How to complete this task:
In the entries below, the line with "Output a JSON" marks the start. Return it and every following line exactly, ending with the last.

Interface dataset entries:
* * *

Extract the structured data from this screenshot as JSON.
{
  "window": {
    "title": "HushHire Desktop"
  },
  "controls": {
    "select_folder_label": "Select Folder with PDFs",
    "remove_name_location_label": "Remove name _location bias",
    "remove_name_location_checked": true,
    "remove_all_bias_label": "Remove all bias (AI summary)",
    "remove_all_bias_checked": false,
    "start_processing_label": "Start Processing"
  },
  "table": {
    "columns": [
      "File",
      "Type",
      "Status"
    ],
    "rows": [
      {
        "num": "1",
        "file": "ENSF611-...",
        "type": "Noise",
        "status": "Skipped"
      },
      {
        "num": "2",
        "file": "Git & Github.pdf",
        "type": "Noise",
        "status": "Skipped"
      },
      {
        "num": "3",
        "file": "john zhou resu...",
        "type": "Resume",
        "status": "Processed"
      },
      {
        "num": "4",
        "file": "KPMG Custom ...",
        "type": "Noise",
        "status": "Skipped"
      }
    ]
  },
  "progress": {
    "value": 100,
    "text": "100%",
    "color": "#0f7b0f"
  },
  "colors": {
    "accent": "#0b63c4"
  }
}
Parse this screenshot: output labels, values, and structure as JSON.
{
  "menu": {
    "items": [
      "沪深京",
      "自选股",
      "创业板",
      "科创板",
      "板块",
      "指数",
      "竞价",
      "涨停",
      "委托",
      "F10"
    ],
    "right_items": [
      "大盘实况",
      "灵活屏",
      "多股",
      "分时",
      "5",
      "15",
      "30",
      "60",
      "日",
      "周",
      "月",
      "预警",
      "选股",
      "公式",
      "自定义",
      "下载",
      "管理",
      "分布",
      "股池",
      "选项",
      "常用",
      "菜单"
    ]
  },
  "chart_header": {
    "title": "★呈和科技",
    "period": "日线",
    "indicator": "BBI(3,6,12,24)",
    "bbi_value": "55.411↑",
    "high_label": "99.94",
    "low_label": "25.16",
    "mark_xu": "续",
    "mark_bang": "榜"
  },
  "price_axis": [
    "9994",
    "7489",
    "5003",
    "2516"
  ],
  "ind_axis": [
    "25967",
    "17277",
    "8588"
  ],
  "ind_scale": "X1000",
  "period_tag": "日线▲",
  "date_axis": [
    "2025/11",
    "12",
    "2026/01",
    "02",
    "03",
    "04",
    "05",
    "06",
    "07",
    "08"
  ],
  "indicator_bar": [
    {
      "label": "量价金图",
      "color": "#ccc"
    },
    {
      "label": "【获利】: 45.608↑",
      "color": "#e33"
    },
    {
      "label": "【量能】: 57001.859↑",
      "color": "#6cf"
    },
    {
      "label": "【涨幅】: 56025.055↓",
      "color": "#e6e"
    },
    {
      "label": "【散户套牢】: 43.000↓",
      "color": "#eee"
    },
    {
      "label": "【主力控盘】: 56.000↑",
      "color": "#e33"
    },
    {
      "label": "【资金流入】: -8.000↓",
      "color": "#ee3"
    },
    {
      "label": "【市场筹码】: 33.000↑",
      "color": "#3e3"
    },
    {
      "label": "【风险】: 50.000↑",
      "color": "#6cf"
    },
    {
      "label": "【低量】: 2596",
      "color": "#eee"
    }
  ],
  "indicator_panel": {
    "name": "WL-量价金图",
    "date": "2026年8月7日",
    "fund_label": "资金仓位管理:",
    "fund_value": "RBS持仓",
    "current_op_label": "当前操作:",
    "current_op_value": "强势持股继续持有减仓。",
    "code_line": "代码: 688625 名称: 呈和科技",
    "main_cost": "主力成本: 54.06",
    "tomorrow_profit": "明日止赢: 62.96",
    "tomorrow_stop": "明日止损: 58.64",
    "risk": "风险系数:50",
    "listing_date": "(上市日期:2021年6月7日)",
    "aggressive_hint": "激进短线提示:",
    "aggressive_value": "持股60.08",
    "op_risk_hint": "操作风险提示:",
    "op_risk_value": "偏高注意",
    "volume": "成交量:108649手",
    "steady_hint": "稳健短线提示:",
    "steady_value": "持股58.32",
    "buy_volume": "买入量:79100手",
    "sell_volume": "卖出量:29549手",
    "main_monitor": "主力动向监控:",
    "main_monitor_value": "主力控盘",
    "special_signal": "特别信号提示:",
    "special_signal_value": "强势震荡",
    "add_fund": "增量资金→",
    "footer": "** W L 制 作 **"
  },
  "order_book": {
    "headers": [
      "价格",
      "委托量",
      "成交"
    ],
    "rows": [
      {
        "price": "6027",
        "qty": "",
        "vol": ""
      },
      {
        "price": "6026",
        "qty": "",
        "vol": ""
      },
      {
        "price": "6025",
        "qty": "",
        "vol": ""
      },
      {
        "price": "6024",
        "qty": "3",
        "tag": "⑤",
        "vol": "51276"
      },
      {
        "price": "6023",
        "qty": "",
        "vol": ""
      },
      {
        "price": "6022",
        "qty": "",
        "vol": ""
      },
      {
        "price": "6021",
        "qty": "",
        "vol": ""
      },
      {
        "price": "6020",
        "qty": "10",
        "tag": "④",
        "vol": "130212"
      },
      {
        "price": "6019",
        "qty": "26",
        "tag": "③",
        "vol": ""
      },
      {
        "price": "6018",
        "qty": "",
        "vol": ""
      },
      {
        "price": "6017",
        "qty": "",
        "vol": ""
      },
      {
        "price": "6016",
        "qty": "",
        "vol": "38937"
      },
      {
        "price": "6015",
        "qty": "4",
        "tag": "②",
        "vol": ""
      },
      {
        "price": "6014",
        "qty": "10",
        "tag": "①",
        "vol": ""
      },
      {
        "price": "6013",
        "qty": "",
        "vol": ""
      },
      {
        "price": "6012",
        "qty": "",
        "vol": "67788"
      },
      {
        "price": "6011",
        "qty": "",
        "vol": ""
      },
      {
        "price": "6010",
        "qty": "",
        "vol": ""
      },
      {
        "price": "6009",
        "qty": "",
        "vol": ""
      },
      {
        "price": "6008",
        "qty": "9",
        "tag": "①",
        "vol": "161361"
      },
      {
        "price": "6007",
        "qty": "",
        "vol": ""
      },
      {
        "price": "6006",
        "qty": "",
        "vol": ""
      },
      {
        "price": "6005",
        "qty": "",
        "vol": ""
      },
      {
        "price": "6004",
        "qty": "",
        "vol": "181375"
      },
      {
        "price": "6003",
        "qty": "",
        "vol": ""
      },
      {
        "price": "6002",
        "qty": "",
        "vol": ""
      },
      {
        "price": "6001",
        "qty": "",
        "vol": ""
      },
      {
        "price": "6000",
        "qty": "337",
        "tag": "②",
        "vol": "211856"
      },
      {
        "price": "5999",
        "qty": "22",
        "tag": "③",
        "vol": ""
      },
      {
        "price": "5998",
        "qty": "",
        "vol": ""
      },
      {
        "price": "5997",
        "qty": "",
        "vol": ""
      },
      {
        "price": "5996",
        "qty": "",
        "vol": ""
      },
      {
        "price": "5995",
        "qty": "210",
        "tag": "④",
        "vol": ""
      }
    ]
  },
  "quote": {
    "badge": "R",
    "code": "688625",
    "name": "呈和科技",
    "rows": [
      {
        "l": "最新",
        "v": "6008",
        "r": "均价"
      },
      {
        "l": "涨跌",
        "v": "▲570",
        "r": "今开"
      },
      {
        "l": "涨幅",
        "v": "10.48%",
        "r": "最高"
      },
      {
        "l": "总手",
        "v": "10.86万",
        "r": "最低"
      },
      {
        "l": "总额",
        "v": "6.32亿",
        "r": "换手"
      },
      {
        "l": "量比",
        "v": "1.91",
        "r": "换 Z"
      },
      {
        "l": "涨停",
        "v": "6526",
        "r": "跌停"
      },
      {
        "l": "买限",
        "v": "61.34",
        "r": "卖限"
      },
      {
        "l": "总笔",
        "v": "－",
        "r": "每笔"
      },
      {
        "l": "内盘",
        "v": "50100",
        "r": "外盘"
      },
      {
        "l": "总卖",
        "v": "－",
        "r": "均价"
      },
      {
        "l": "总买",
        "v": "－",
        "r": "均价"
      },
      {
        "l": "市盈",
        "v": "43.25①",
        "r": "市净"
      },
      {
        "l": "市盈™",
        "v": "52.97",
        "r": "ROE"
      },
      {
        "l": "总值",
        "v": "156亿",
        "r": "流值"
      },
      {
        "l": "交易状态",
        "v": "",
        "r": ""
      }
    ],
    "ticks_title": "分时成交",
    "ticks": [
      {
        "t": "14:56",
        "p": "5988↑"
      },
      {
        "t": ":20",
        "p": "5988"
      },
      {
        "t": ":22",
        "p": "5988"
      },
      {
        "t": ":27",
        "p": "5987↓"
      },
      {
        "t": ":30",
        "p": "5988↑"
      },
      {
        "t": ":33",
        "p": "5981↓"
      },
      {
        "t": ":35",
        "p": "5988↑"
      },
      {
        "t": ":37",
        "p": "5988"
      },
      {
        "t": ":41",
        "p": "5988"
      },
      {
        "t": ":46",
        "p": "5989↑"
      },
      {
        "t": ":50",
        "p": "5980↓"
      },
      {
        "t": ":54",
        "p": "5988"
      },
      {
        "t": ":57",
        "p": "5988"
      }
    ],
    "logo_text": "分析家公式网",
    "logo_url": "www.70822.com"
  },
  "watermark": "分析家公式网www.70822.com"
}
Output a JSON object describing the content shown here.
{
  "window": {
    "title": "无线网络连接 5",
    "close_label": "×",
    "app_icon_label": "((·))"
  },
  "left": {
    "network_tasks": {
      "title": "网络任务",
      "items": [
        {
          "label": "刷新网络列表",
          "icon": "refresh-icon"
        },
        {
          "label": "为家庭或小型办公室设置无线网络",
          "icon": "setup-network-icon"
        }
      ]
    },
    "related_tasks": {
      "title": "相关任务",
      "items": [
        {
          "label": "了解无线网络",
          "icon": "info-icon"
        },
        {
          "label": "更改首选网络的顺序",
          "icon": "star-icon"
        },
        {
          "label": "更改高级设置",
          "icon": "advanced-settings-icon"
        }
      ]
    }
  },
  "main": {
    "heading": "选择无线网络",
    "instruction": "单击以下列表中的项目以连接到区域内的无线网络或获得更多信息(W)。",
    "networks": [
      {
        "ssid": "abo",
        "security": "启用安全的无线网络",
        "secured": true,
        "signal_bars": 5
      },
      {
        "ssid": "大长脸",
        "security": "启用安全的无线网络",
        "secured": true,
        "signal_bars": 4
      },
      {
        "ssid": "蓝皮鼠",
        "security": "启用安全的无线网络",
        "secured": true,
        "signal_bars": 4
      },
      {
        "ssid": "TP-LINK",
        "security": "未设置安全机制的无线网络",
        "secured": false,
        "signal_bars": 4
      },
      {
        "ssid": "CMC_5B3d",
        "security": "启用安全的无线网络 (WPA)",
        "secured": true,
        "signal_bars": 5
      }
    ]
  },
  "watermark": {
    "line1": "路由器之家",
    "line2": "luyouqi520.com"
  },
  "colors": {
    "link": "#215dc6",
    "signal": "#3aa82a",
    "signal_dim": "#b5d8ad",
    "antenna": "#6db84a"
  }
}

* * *

Response below:
Output a JSON object describing the content shown here.
{
  "window": {
    "title": "无线网络连接 5",
    "close_label": "×",
    "app_icon_label": "((·))"
  },
  "left": {
    "network_tasks": {
      "title": "网络任务",
      "items": [
        {
          "label": "刷新网络列表",
          "icon": "refresh-icon"
        },
        {
          "label": "为家庭或小型办公室设置无线网络",
          "icon": "setup-network-icon"
        }
      ]
    },
    "related_tasks": {
      "title": "相关任务",
      "items": [
        {
          "label": "了解无线网络",
          "icon": "info-icon"
        },
        {
          "label": "更改首选网络的顺序",
          "icon": "star-icon"
        },
        {
          "label": "更改高级设置",
          "icon": "advanced-settings-icon"
        }
      ]
    }
  },
  "main": {
    "heading": "选择无线网络",
    "instruction": "单击以下列表中的项目以连接到区域内的无线网络或获得更多信息(W)。",
    "networks": [
      {
        "ssid": "abo",
        "security": "启用安全的无线网络",
        "secured": true,
        "signal_bars": 5
      },
      {
        "ssid": "大长脸",
        "security": "启用安全的无线网络",
        "secured": true,
        "signal_bars": 4
      },
      {
        "ssid": "蓝皮鼠",
        "security": "启用安全的无线网络",
        "secured": true,
        "signal_bars": 4
      },
      {
        "ssid": "TP-LINK",
        "security": "未设置安全机制的无线网络",
        "secured": false,
        "signal_bars": 4
      },
      {
        "ssid": "CMC_5B3d",
        "security": "启用安全的无线网络 (WPA)",
        "secured": true,
        "signal_bars": 5
      }
    ]
  },
  "watermark": {
    "line1": "路由器之家",
    "line2": "luyouqi520.com"
  },
  "colors": {
    "link": "#215dc6",
    "signal": "#3aa82a",
    "signal_dim": "#b5d8ad",
    "antenna": "#6db84a"
  }
}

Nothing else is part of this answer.